Data about app and page elements

________________

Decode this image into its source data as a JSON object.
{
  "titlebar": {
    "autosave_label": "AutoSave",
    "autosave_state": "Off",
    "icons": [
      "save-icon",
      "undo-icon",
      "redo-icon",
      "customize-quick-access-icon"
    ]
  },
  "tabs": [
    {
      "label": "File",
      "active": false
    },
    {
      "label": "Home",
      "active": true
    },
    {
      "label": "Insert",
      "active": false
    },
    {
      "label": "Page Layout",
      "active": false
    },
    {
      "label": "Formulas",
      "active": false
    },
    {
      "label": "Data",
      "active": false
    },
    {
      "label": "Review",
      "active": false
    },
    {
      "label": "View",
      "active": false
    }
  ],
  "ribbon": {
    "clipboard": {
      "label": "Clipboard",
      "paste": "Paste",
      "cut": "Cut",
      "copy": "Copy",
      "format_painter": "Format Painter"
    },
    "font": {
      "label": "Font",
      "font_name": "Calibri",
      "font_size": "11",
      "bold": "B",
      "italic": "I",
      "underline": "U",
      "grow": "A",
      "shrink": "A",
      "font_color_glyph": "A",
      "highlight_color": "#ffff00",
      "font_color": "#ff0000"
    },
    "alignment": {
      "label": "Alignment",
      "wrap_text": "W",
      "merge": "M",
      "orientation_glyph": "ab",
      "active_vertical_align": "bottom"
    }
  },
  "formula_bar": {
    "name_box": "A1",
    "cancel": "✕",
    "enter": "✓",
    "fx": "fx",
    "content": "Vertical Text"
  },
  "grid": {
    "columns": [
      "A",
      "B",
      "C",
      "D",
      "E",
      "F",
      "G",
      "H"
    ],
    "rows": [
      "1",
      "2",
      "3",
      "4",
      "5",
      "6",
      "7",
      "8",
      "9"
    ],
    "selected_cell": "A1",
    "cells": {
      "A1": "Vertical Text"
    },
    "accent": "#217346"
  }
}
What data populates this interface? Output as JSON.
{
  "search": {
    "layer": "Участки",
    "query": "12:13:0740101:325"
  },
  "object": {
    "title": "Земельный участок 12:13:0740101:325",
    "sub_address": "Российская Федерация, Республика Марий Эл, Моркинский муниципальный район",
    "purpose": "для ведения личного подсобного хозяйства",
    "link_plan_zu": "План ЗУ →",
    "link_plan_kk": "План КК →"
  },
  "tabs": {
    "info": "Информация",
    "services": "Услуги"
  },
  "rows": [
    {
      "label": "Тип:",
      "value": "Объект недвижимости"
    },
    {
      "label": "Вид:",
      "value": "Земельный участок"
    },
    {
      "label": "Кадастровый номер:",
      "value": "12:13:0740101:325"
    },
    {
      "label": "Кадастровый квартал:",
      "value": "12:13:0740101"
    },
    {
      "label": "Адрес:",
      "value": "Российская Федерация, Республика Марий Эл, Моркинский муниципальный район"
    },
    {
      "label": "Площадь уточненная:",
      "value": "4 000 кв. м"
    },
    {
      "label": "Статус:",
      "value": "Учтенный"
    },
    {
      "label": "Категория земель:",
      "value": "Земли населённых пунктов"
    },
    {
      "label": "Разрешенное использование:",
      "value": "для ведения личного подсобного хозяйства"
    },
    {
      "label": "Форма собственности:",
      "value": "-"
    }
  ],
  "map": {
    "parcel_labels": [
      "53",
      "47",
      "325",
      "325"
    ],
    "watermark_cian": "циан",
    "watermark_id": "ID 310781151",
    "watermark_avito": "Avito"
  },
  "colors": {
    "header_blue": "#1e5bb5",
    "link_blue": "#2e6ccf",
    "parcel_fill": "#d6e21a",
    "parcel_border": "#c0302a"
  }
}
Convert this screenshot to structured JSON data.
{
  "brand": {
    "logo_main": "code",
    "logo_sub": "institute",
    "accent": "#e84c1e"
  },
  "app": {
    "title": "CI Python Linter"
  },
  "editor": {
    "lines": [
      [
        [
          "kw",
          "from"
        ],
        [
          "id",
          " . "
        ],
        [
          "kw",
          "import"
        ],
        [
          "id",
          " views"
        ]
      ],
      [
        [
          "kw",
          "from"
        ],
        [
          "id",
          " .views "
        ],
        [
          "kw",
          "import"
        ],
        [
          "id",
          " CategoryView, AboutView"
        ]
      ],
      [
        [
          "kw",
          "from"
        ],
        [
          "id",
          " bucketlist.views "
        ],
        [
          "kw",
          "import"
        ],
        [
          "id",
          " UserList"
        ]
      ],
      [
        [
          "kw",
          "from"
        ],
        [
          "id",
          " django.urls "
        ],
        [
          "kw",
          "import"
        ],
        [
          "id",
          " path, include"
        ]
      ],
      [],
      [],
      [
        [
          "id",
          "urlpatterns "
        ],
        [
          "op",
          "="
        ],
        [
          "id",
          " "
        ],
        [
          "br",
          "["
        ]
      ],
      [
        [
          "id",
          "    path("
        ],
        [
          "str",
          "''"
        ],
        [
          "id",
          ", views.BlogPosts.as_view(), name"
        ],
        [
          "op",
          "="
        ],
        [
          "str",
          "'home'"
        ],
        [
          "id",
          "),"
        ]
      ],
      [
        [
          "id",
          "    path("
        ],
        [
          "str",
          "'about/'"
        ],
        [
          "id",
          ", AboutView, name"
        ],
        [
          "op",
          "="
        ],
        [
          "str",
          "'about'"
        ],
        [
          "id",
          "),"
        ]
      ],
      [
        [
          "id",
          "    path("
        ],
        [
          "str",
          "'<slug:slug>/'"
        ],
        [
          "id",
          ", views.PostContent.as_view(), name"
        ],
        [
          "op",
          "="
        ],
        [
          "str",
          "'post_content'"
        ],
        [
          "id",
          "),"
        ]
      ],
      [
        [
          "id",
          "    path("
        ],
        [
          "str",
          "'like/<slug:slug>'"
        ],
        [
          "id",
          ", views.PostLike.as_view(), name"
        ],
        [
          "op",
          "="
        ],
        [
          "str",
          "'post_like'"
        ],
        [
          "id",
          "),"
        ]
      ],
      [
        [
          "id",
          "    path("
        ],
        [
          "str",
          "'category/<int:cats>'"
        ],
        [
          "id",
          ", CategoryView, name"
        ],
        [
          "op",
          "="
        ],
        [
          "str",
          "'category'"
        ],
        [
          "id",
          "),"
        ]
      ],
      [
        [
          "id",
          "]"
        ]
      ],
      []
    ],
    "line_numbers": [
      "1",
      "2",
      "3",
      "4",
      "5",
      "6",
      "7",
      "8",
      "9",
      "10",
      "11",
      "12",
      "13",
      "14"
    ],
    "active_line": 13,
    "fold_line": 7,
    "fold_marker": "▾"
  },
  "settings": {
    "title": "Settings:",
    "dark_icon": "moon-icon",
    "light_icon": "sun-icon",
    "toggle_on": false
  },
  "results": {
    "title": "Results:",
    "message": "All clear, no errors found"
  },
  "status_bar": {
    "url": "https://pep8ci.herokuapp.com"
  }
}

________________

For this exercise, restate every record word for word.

Solution to this task
Decode this image into its source data as a JSON object.
{
  "titlebar": {
    "autosave_label": "AutoSave",
    "autosave_state": "Off",
    "icons": [
      "save-icon",
      "undo-icon",
      "redo-icon",
      "customize-quick-access-icon"
    ]
  },
  "tabs": [
    {
      "label": "File",
      "active": false
    },
    {
      "label": "Home",
      "active": true
    },
    {
      "label": "Insert",
      "active": false
    },
    {
      "label": "Page Layout",
      "active": false
    },
    {
      "label": "Formulas",
      "active": false
    },
    {
      "label": "Data",
      "active": false
    },
    {
      "label": "Review",
      "active": false
    },
    {
      "label": "View",
      "active": false
    }
  ],
  "ribbon": {
    "clipboard": {
      "label": "Clipboard",
      "paste": "Paste",
      "cut": "Cut",
      "copy": "Copy",
      "format_painter": "Format Painter"
    },
    "font": {
      "label": "Font",
      "font_name": "Calibri",
      "font_size": "11",
      "bold": "B",
      "italic": "I",
      "underline": "U",
      "grow": "A",
      "shrink": "A",
      "font_color_glyph": "A",
      "highlight_color": "#ffff00",
      "font_color": "#ff0000"
    },
    "alignment": {
      "label": "Alignment",
      "wrap_text": "W",
      "merge": "M",
      "orientation_glyph": "ab",
      "active_vertical_align": "bottom"
    }
  },
  "formula_bar": {
    "name_box": "A1",
    "cancel": "✕",
    "enter": "✓",
    "fx": "fx",
    "content": "Vertical Text"
  },
  "grid": {
    "columns": [
      "A",
      "B",
      "C",
      "D",
      "E",
      "F",
      "G",
      "H"
    ],
    "rows": [
      "1",
      "2",
      "3",
      "4",
      "5",
      "6",
      "7",
      "8",
      "9"
    ],
    "selected_cell": "A1",
    "cells": {
      "A1": "Vertical Text"
    },
    "accent": "#217346"
  }
}
What data populates this interface? Output as JSON.
{
  "search": {
    "layer": "Участки",
    "query": "12:13:0740101:325"
  },
  "object": {
    "title": "Земельный участок 12:13:0740101:325",
    "sub_address": "Российская Федерация, Республика Марий Эл, Моркинский муниципальный район",
    "purpose": "для ведения личного подсобного хозяйства",
    "link_plan_zu": "План ЗУ →",
    "link_plan_kk": "План КК →"
  },
  "tabs": {
    "info": "Информация",
    "services": "Услуги"
  },
  "rows": [
    {
      "label": "Тип:",
      "value": "Объект недвижимости"
    },
    {
      "label": "Вид:",
      "value": "Земельный участок"
    },
    {
      "label": "Кадастровый номер:",
      "value": "12:13:0740101:325"
    },
    {
      "label": "Кадастровый квартал:",
      "value": "12:13:0740101"
    },
    {
      "label": "Адрес:",
      "value": "Российская Федерация, Республика Марий Эл, Моркинский муниципальный район"
    },
    {
      "label": "Площадь уточненная:",
      "value": "4 000 кв. м"
    },
    {
      "label": "Статус:",
      "value": "Учтенный"
    },
    {
      "label": "Категория земель:",
      "value": "Земли населённых пунктов"
    },
    {
      "label": "Разрешенное использование:",
      "value": "для ведения личного подсобного хозяйства"
    },
    {
      "label": "Форма собственности:",
      "value": "-"
    }
  ],
  "map": {
    "parcel_labels": [
      "53",
      "47",
      "325",
      "325"
    ],
    "watermark_cian": "циан",
    "watermark_id": "ID 310781151",
    "watermark_avito": "Avito"
  },
  "colors": {
    "header_blue": "#1e5bb5",
    "link_blue": "#2e6ccf",
    "parcel_fill": "#d6e21a",
    "parcel_border": "#c0302a"
  }
}
Convert this screenshot to structured JSON data.
{
  "brand": {
    "logo_main": "code",
    "logo_sub": "institute",
    "accent": "#e84c1e"
  },
  "app": {
    "title": "CI Python Linter"
  },
  "editor": {
    "lines": [
      [
        [
          "kw",
          "from"
        ],
        [
          "id",
          " . "
        ],
        [
          "kw",
          "import"
        ],
        [
          "id",
          " views"
        ]
      ],
      [
        [
          "kw",
          "from"
        ],
        [
          "id",
          " .views "
        ],
        [
          "kw",
          "import"
        ],
        [
          "id",
          " CategoryView, AboutView"
        ]
      ],
      [
        [
          "kw",
          "from"
        ],
        [
          "id",
          " bucketlist.views "
        ],
        [
          "kw",
          "import"
        ],
        [
          "id",
          " UserList"
        ]
      ],
      [
        [
          "kw",
          "from"
        ],
        [
          "id",
          " django.urls "
        ],
        [
          "kw",
          "import"
        ],
        [
          "id",
          " path, include"
        ]
      ],
      [],
      [],
      [
        [
          "id",
          "urlpatterns "
        ],
        [
          "op",
          "="
        ],
        [
          "id",
          " "
        ],
        [
          "br",
          "["
        ]
      ],
      [
        [
          "id",
          "    path("
        ],
        [
          "str",
          "''"
        ],
        [
          "id",
          ", views.BlogPosts.as_view(), name"
        ],
        [
          "op",
          "="
        ],
        [
          "str",
          "'home'"
        ],
        [
          "id",
          "),"
        ]
      ],
      [
        [
          "id",
          "    path("
        ],
        [
          "str",
          "'about/'"
        ],
        [
          "id",
          ", AboutView, name"
        ],
        [
          "op",
          "="
        ],
        [
          "str",
          "'about'"
        ],
        [
          "id",
          "),"
        ]
      ],
      [
        [
          "id",
          "    path("
        ],
        [
          "str",
          "'<slug:slug>/'"
        ],
        [
          "id",
          ", views.PostContent.as_view(), name"
        ],
        [
          "op",
          "="
        ],
        [
          "str",
          "'post_content'"
        ],
        [
          "id",
          "),"
        ]
      ],
      [
        [
          "id",
          "    path("
        ],
        [
          "str",
          "'like/<slug:slug>'"
        ],
        [
          "id",
          ", views.PostLike.as_view(), name"
        ],
        [
          "op",
          "="
        ],
        [
          "str",
          "'post_like'"
        ],
        [
          "id",
          "),"
        ]
      ],
      [
        [
          "id",
          "    path("
        ],
        [
          "str",
          "'category/<int:cats>'"
        ],
        [
          "id",
          ", CategoryView, name"
        ],
        [
          "op",
          "="
        ],
        [
          "str",
          "'category'"
        ],
        [
          "id",
          "),"
        ]
      ],
      [
        [
          "id",
          "]"
        ]
      ],
      []
    ],
    "line_numbers": [
      "1",
      "2",
      "3",
      "4",
      "5",
      "6",
      "7",
      "8",
      "9",
      "10",
      "11",
      "12",
      "13",
      "14"
    ],
    "active_line": 13,
    "fold_line": 7,
    "fold_marker": "▾"
  },
  "settings": {
    "title": "Settings:",
    "dark_icon": "moon-icon",
    "light_icon": "sun-icon",
    "toggle_on": false
  },
  "results": {
    "title": "Results:",
    "message": "All clear, no errors found"
  },
  "status_bar": {
    "url": "https://pep8ci.herokuapp.com"
  }
}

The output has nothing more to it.